The swiveling box (Figs. 3 and 4) consists of a fiat casing 12 which is tted, by means of an extension 12a, to the pivot or spindle of the headlight carrier and clamped or otherwise held fast thereon. Rotatably mounted in this casing there is a pulley 13 having a projecting tubular portion 13a for the attachment of the heat-night 85 proper. The box is closed by the cover 14 which is screwed to the casing, and which also serves to provide the bearing for the tubular portion 13a. A spring l5, which is secured by one end to the pulley 13 and by the other end to the '90 casing 12, causes the disc to be pressed against the nose 16 on the casing of the box, and thus retains the headlight steadily lin one position. The end of the appropriate Bowf den pull wire 10 is coiled upon the pulley 13 95 and attached thereto at 17.
When one of the pull wires 10 is drawn into the control box by the described mechanism, this wire is unwound from the pulley 13 in the swivel- 4v100 ing box, and the headlight mounted on the latter is rotated against the action of the spring 15. When this wire is released, the tensioned spring 15 rewinds the same and returns the headlight into its original position.

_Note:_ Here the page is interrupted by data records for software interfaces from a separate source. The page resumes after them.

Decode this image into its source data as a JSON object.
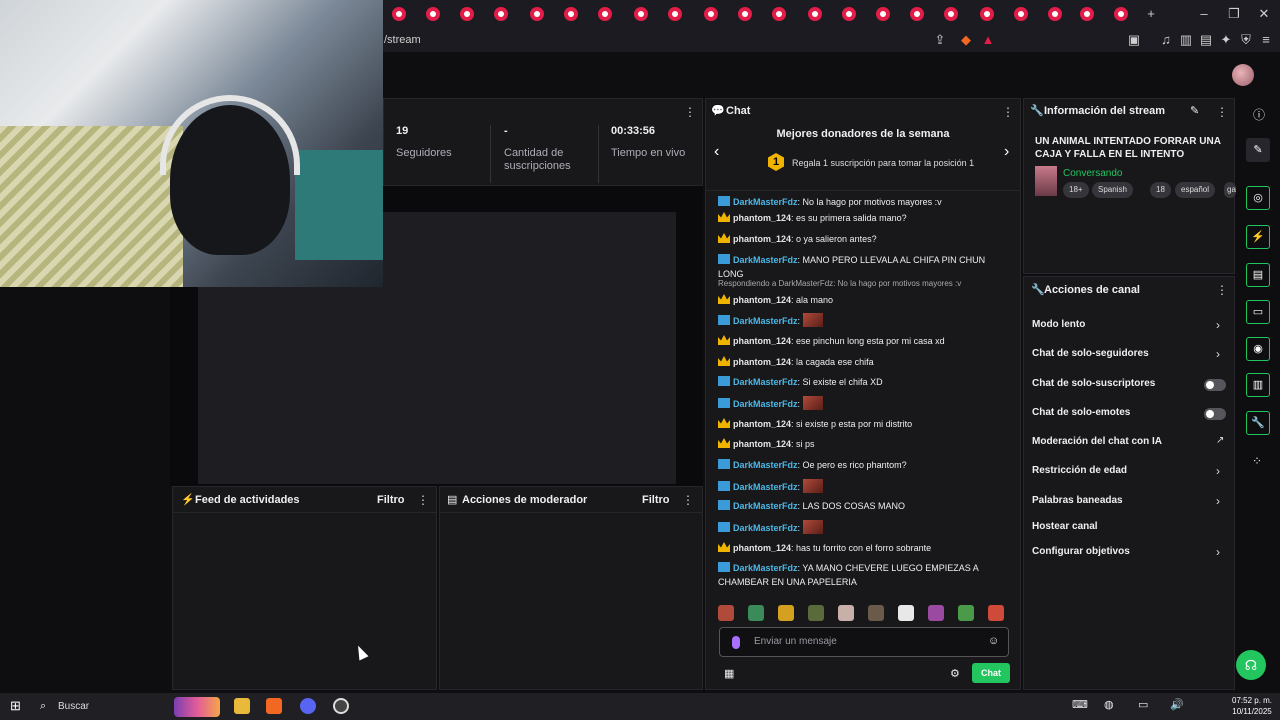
{
  "browser": {
    "url": "/stream",
    "new_tab": "+"
  },
  "stats": [
    {
      "value": "19",
      "label": "Seguidores"
    },
    {
      "value": "-",
      "label": "Cantidad de suscripciones"
    },
    {
      "value": "00:33:56",
      "label": "Tiempo en vivo"
    }
  ],
  "feed": {
    "title": "Feed de actividades",
    "filter": "Filtro"
  },
  "mod": {
    "title": "Acciones de moderador",
    "filter": "Filtro"
  },
  "chat": {
    "title": "Chat",
    "donors_title": "Mejores donadores de la semana",
    "donors_rank": "1",
    "donors_text": "Regala 1 suscripción para tomar la posición 1",
    "messages": [
      {
        "user": "DarkMasterFdz",
        "text": ": No la hago por motivos mayores :v"
      },
      {
        "user": "phantom_124",
        "text": ": es su primera salida mano?"
      },
      {
        "user": "phantom_124",
        "text": ": o ya salieron antes?"
      },
      {
        "user": "DarkMasterFdz",
        "text": ": MANO PERO LLEVALA AL CHIFA PIN CHUN LONG"
      },
      {
        "reply": "Respondiendo a DarkMasterFdz: No la hago por motivos mayores :v"
      },
      {
        "user": "phantom_124",
        "text": ": ala mano"
      },
      {
        "user": "DarkMasterFdz",
        "text": ":"
      },
      {
        "user": "phantom_124",
        "text": ": ese pinchun long esta por mi casa xd"
      },
      {
        "user": "phantom_124",
        "text": ": la cagada ese chifa"
      },
      {
        "user": "DarkMasterFdz",
        "text": ": Si existe el chifa XD"
      },
      {
        "user": "DarkMasterFdz",
        "text": ":"
      },
      {
        "user": "phantom_124",
        "text": ": si existe p esta por mi distrito"
      },
      {
        "user": "phantom_124",
        "text": ": si ps"
      },
      {
        "user": "DarkMasterFdz",
        "text": ": Oe pero es rico phantom?"
      },
      {
        "user": "DarkMasterFdz",
        "text": ":"
      },
      {
        "user": "DarkMasterFdz",
        "text": ": LAS DOS COSAS MANO"
      },
      {
        "user": "DarkMasterFdz",
        "text": ":"
      },
      {
        "user": "phantom_124",
        "text": ": has tu forrito con el forro sobrante"
      },
      {
        "user": "DarkMasterFdz",
        "text": ": YA MANO CHEVERE LUEGO EMPIEZAS A CHAMBEAR EN UNA PAPELERIA"
      }
    ],
    "input_placeholder": "Enviar un mensaje",
    "send_label": "Chat"
  },
  "info": {
    "title": "Información del stream",
    "stream_title": "UN ANIMAL INTENTADO FORRAR UNA CAJA Y FALLA EN EL INTENTO",
    "category": "Conversando",
    "tags": [
      "18+",
      "Spanish",
      "18",
      "español",
      "ga"
    ]
  },
  "acciones": {
    "title": "Acciones de canal",
    "items": [
      {
        "label": "Modo lento",
        "kind": "chevron"
      },
      {
        "label": "Chat de solo-seguidores",
        "kind": "chevron"
      },
      {
        "label": "Chat de solo-suscriptores",
        "kind": "toggle"
      },
      {
        "label": "Chat de solo-emotes",
        "kind": "toggle"
      },
      {
        "label": "Moderación del chat con IA",
        "kind": "external"
      },
      {
        "label": "Restricción de edad",
        "kind": "chevron"
      },
      {
        "label": "Palabras baneadas",
        "kind": "chevron"
      },
      {
        "label": "Hostear canal",
        "kind": "none"
      },
      {
        "label": "Configurar objetivos",
        "kind": "chevron"
      }
    ]
  },
  "taskbar": {
    "search": "Buscar",
    "time": "07:52 p. m.",
    "date": "10/11/2025"
  },
  "colors": {
    "accent": "#22c55e",
    "donor_gold": "#f0b400",
    "user_blue": "#4cb8e6"
  }
}
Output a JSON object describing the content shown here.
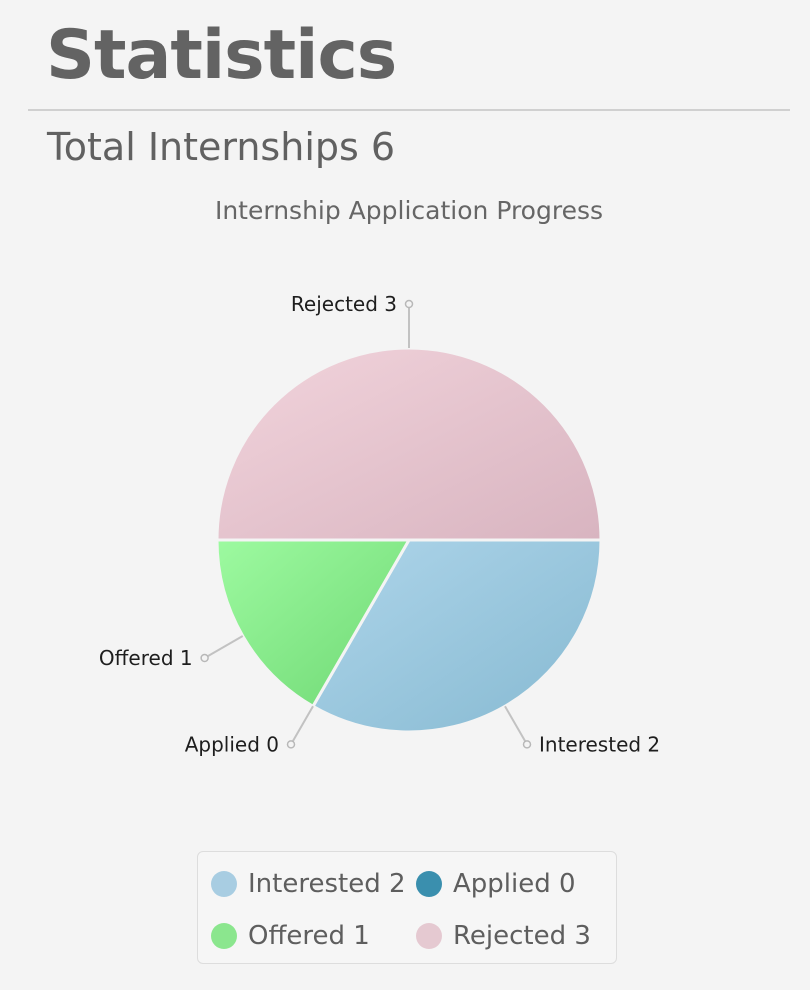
{
  "header": {
    "title": "Statistics",
    "total_label": "Total Internships 6"
  },
  "chart_data": {
    "type": "pie",
    "title": "Internship Application Progress",
    "categories": [
      "Interested",
      "Applied",
      "Offered",
      "Rejected"
    ],
    "values": [
      2,
      0,
      1,
      3
    ],
    "slice_labels": [
      "Interested 2",
      "Applied 0",
      "Offered 1",
      "Rejected 3"
    ],
    "colors": [
      "#9fc9e0",
      "#3a90ae",
      "#86e48a",
      "#e6c7d0"
    ],
    "legend": {
      "placement": "bottom",
      "items": [
        {
          "label": "Interested 2",
          "color": "#a8cde2"
        },
        {
          "label": "Applied 0",
          "color": "#3a8fae"
        },
        {
          "label": "Offered 1",
          "color": "#8be68e"
        },
        {
          "label": "Rejected 3",
          "color": "#e5c9d1"
        }
      ]
    }
  }
}
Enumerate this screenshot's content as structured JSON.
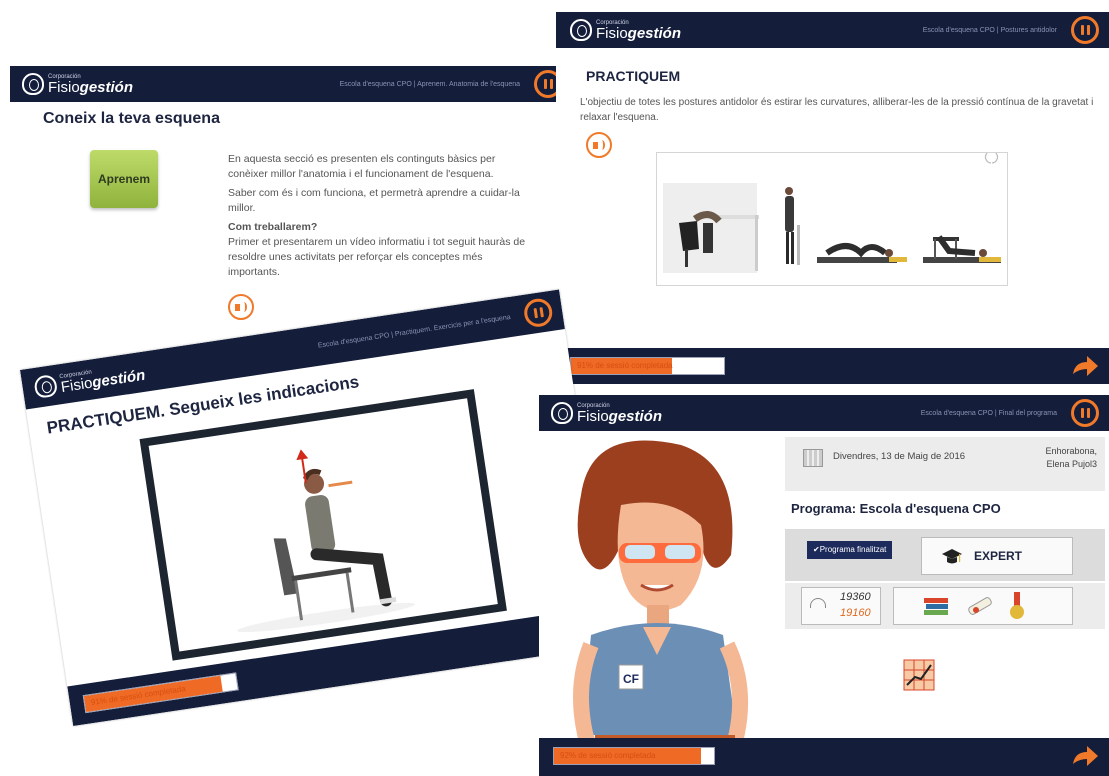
{
  "app": {
    "logo_small": "Corporación",
    "logo_main_a": "Fisio",
    "logo_main_b": "gestión"
  },
  "screen1": {
    "breadcrumb": "Escola d'esquena CPO | Aprenem. Anatomia de l'esquena",
    "title": "Coneix la teva esquena",
    "button_label": "Aprenem",
    "paragraph1": "En aquesta secció es presenten els continguts bàsics per conèixer millor l'anatomia i el funcionament de l'esquena.",
    "paragraph2": "Saber com és i com funciona, et permetrà aprendre a cuidar-la millor.",
    "subheading": "Com treballarem?",
    "paragraph3": "Primer et presentarem un vídeo informatiu i tot seguit hauràs de resoldre unes activitats per reforçar els conceptes més importants."
  },
  "screen2": {
    "breadcrumb": "Escola d'esquena CPO | Postures antidolor",
    "title": "PRACTIQUEM",
    "text": "L'objectiu de totes les postures antidolor és estirar les curvatures, alliberar-les de la pressió contínua de la gravetat i relaxar l'esquena.",
    "progress_text": "91% de sessió completada",
    "progress_value": 0.66
  },
  "screen3": {
    "breadcrumb": "Escola d'esquena CPO | Practiquem. Exercicis per a l'esquena",
    "title": "PRACTIQUEM. Segueix les indicacions",
    "progress_text": "91% de sessió completada",
    "progress_value": 0.9
  },
  "screen4": {
    "breadcrumb": "Escola d'esquena CPO | Final del programa",
    "date": "Divendres, 13 de Maig de 2016",
    "congrats_line1": "Enhorabona,",
    "congrats_line2": "Elena Pujol3",
    "program_title": "Programa: Escola d'esquena CPO",
    "finished_badge": "✔Programa finalitzat",
    "level": "EXPERT",
    "score_1": "19360",
    "score_2": "19160",
    "progress_text": "92% de sessió completada",
    "progress_value": 0.92
  },
  "colors": {
    "bar": "#141d3a",
    "accent": "#f07a2a",
    "button_green": "#a6c74d"
  },
  "icons": [
    "pause-icon",
    "audio-icon",
    "next-arrow-icon",
    "calendar-icon",
    "mortarboard-icon",
    "gauge-icon",
    "books-icon",
    "diploma-icon",
    "medal-icon",
    "chart-icon"
  ]
}
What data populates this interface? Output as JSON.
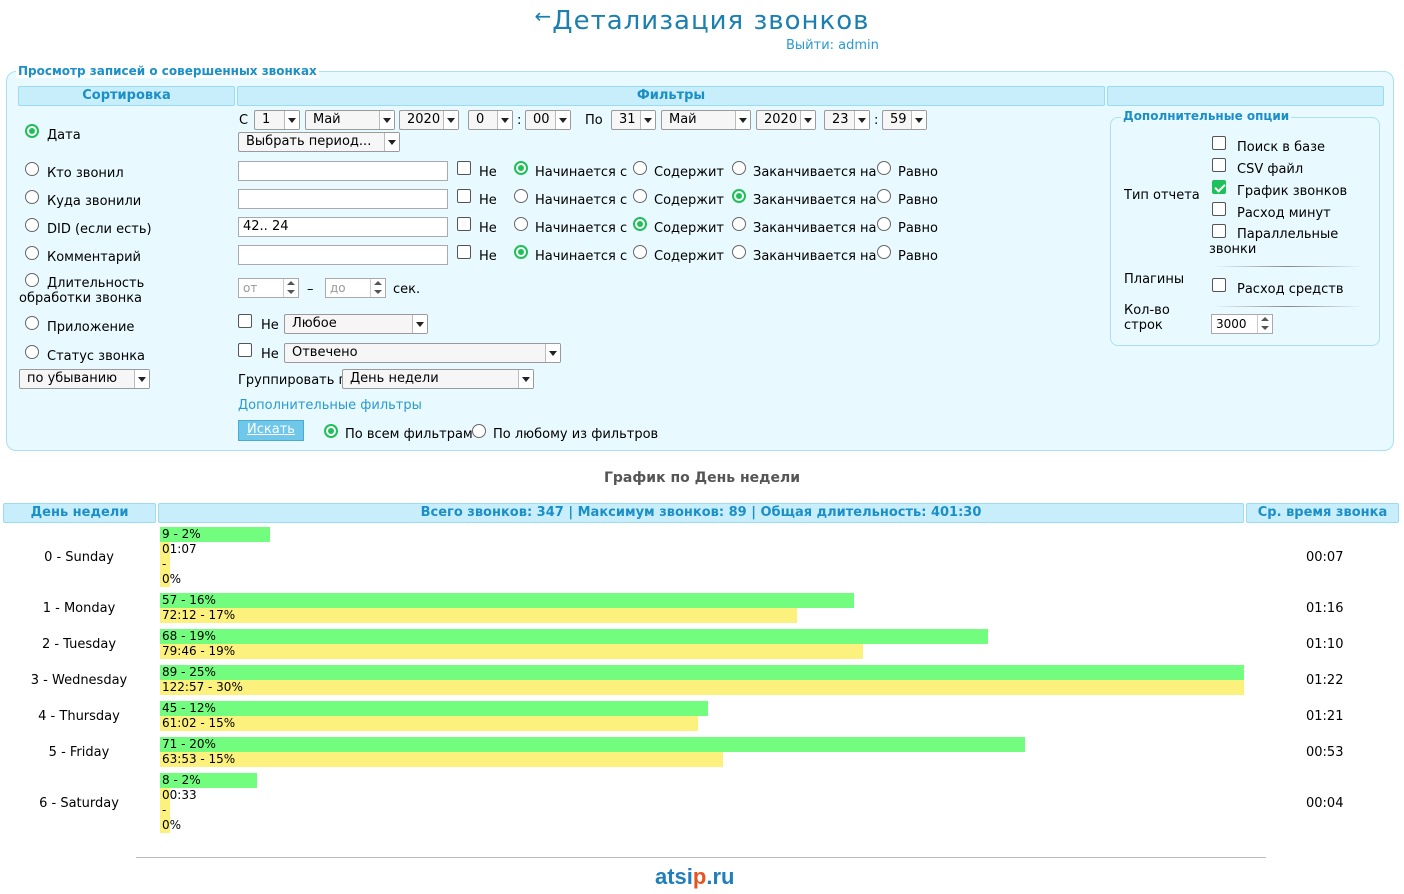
{
  "header": {
    "back_arrow": "←",
    "title": "Детализация звонков",
    "logout": "Выйти: admin"
  },
  "form": {
    "legend": "Просмотр записей о совершенных звонках",
    "col_sort": "Сортировка",
    "col_filters": "Фильтры",
    "sort_options": [
      "Дата",
      "Кто звонил",
      "Куда звонили",
      "DID (если есть)",
      "Комментарий",
      "Длительность обработки звонка",
      "Приложение",
      "Статус звонка"
    ],
    "sort_selected": 0,
    "order": "по убыванию",
    "date": {
      "from_label": "С",
      "from_day": "1",
      "from_month": "Май",
      "from_year": "2020",
      "from_hour": "0",
      "from_min": "00",
      "to_label": "По",
      "to_day": "31",
      "to_month": "Май",
      "to_year": "2020",
      "to_hour": "23",
      "to_min": "59",
      "colon": ":",
      "period_select": "Выбрать период..."
    },
    "match_labels": {
      "not": "Не",
      "starts": "Начинается с",
      "contains": "Содержит",
      "ends": "Заканчивается на",
      "equals": "Равно"
    },
    "text_filters": [
      {
        "value": "",
        "selected": "starts"
      },
      {
        "value": "",
        "selected": "ends"
      },
      {
        "value": "42.. 24",
        "selected": "contains"
      },
      {
        "value": "",
        "selected": "starts"
      }
    ],
    "duration": {
      "from_placeholder": "от",
      "dash": "–",
      "to_placeholder": "до",
      "unit": "сек."
    },
    "app": {
      "not": "Не",
      "value": "Любое"
    },
    "status": {
      "not": "Не",
      "value": "Отвечено"
    },
    "group_by_label": "Группировать по",
    "group_by": "День недели",
    "more_filters": "Дополнительные фильтры",
    "search_button": "Искать",
    "match_all": "По всем фильтрам",
    "match_any": "По любому из фильтров"
  },
  "options": {
    "legend": "Дополнительные опции",
    "report_type_label": "Тип отчета",
    "report_types": [
      {
        "label": "Поиск в базе",
        "checked": false
      },
      {
        "label": "CSV файл",
        "checked": false
      },
      {
        "label": "График звонков",
        "checked": true
      },
      {
        "label": "Расход минут",
        "checked": false
      },
      {
        "label": "Параллельные звонки",
        "checked": false
      }
    ],
    "plugins_label": "Плагины",
    "plugin": {
      "label": "Расход средств",
      "checked": false
    },
    "rows_label": "Кол-во строк",
    "rows_value": "3000"
  },
  "chart": {
    "title": "График по День недели",
    "col_day": "День недели",
    "col_summary": "Всего звонков: 347 | Максимум звонков: 89 | Общая длительность: 401:30",
    "col_avg": "Ср. время звонка"
  },
  "chart_data": {
    "type": "bar",
    "categories": [
      "0 - Sunday",
      "1 - Monday",
      "2 - Tuesday",
      "3 - Wednesday",
      "4 - Thursday",
      "5 - Friday",
      "6 - Saturday"
    ],
    "series": [
      {
        "values": [
          9,
          57,
          68,
          89,
          45,
          71,
          8
        ],
        "labels": [
          "9 - 2%",
          "57 - 16%",
          "68 - 19%",
          "89 - 25%",
          "45 - 12%",
          "71 - 20%",
          "8 - 2%"
        ],
        "color": "#72fd7e"
      },
      {
        "values": [
          1.12,
          72.2,
          79.77,
          122.95,
          61.03,
          63.88,
          0.55
        ],
        "labels": [
          "01:07",
          "72:12 - 17%",
          "79:46 - 19%",
          "122:57 - 30%",
          "61:02 - 15%",
          "63:53 - 15%",
          "00:33"
        ],
        "color": "#fdf17e"
      }
    ],
    "small_extra": [
      "-",
      "0%"
    ],
    "avg_times": [
      "00:07",
      "01:16",
      "01:10",
      "01:22",
      "01:21",
      "00:53",
      "00:04"
    ]
  },
  "footer": {
    "logo_a": "atsi",
    "logo_b": "p",
    "logo_c": ".ru"
  }
}
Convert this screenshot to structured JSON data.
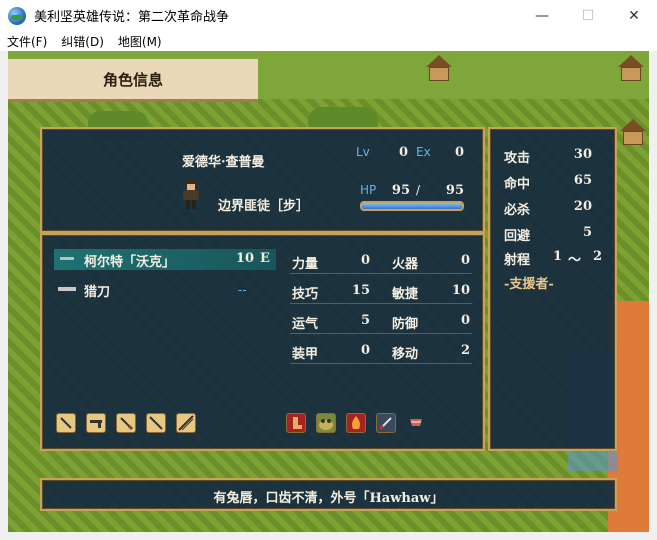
{
  "window": {
    "title": "美利坚英雄传说：第二次革命战争",
    "minimize": "—",
    "maximize": "☐",
    "close": "✕"
  },
  "menu": [
    "文件(F)",
    "纠错(D)",
    "地图(M)"
  ],
  "header": {
    "title": "角色信息"
  },
  "unit": {
    "name": "爱德华·查普曼",
    "class": "边界匪徒［步］",
    "lv_label": "Lv",
    "lv": "0",
    "ex_label": "Ex",
    "ex": "0",
    "hp_label": "HP",
    "hp": "95",
    "hp_sep": "/",
    "hp_max": "95",
    "hp_fraction": 1.0
  },
  "weapons": [
    {
      "name": "柯尔特「沃克」",
      "uses": "10",
      "rank": "E",
      "selected": true
    },
    {
      "name": "猎刀",
      "uses": "--",
      "rank": "",
      "selected": false
    }
  ],
  "stats_left": [
    {
      "label": "力量",
      "value": "0"
    },
    {
      "label": "技巧",
      "value": "15"
    },
    {
      "label": "运气",
      "value": "5"
    },
    {
      "label": "装甲",
      "value": "0"
    }
  ],
  "stats_right": [
    {
      "label": "火器",
      "value": "0"
    },
    {
      "label": "敏捷",
      "value": "10"
    },
    {
      "label": "防御",
      "value": "0"
    },
    {
      "label": "移动",
      "value": "2"
    }
  ],
  "combat": [
    {
      "label": "攻击",
      "value": "30"
    },
    {
      "label": "命中",
      "value": "65"
    },
    {
      "label": "必杀",
      "value": "20"
    },
    {
      "label": "回避",
      "value": "5"
    }
  ],
  "range": {
    "label": "射程",
    "min": "1",
    "sep": "〜",
    "max": "2"
  },
  "support": {
    "label": "-支援者-"
  },
  "weapon_rank_icons": [
    "sword-rank-icon",
    "pistol-rank-icon",
    "knife-rank-icon",
    "rifle-rank-icon",
    "polearm-rank-icon"
  ],
  "skill_icons": [
    "boot-skill-icon",
    "toad-skill-icon",
    "fire-skill-icon",
    "blade-skill-icon",
    "shield-skill-icon"
  ],
  "description": "有兔唇，口齿不清，外号「Hawhaw」"
}
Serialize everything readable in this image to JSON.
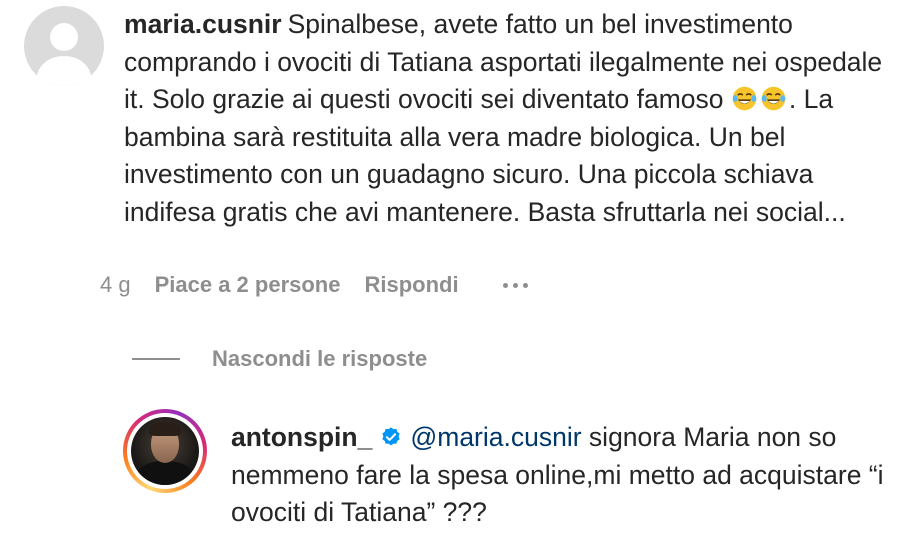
{
  "comment": {
    "username": "maria.cusnir",
    "text_part1": "Spinalbese, avete fatto un bel investimento comprando i ovociti di Tatiana asportati ilegalmente nei ospedale it. Solo grazie ai questi ovociti sei diventato famoso ",
    "emojis": [
      "face-with-tears-of-joy",
      "face-with-tears-of-joy"
    ],
    "text_part2": ". La bambina sarà restituita alla vera madre biologica. Un bel investimento con un guadagno sicuro. Una piccola schiava indifesa gratis che avi mantenere. Basta sfruttarla nei social...",
    "time": "4 g",
    "likes": "Piace a 2 persone",
    "reply_label": "Rispondi"
  },
  "replies_toggle": {
    "label": "Nascondi le risposte"
  },
  "reply": {
    "username": "antonspin_",
    "verified_icon": "verified-badge-icon",
    "mention": "@maria.cusnir",
    "text": " signora Maria non so nemmeno fare la spesa online,mi metto ad acquistare “i ovociti di Tatiana” ???"
  },
  "colors": {
    "text": "#262626",
    "secondary": "#8e8e8e",
    "mention": "#00376b",
    "verified": "#0095f6",
    "avatar_placeholder": "#dbdbdb"
  }
}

Since during the movement of the lever I-I the pin 5 travels idly in the slot in one or the other of the discs, so that only one disc is carried round thereby, only one of the pull wires will be drawn at any one time, and only one of no 1,974,371 `the headlights, namely that on the inner side of box, two coaxial driving discs, rotatably mounted in this control box independently from one another, a driving member actuated by the steering device of the vehicle, mounted coaxially to and rotatably between the driving discs, a coupling pin on the driving member and slots in both driving discs, displaced with respect to the coupling pin, so that the driving member in each sense of rotation can actuate only one of the driving discs, and two Bowden pull wires, each fixed with one end to a driving disc, and with the other end to the pulley of the corresponding headlight.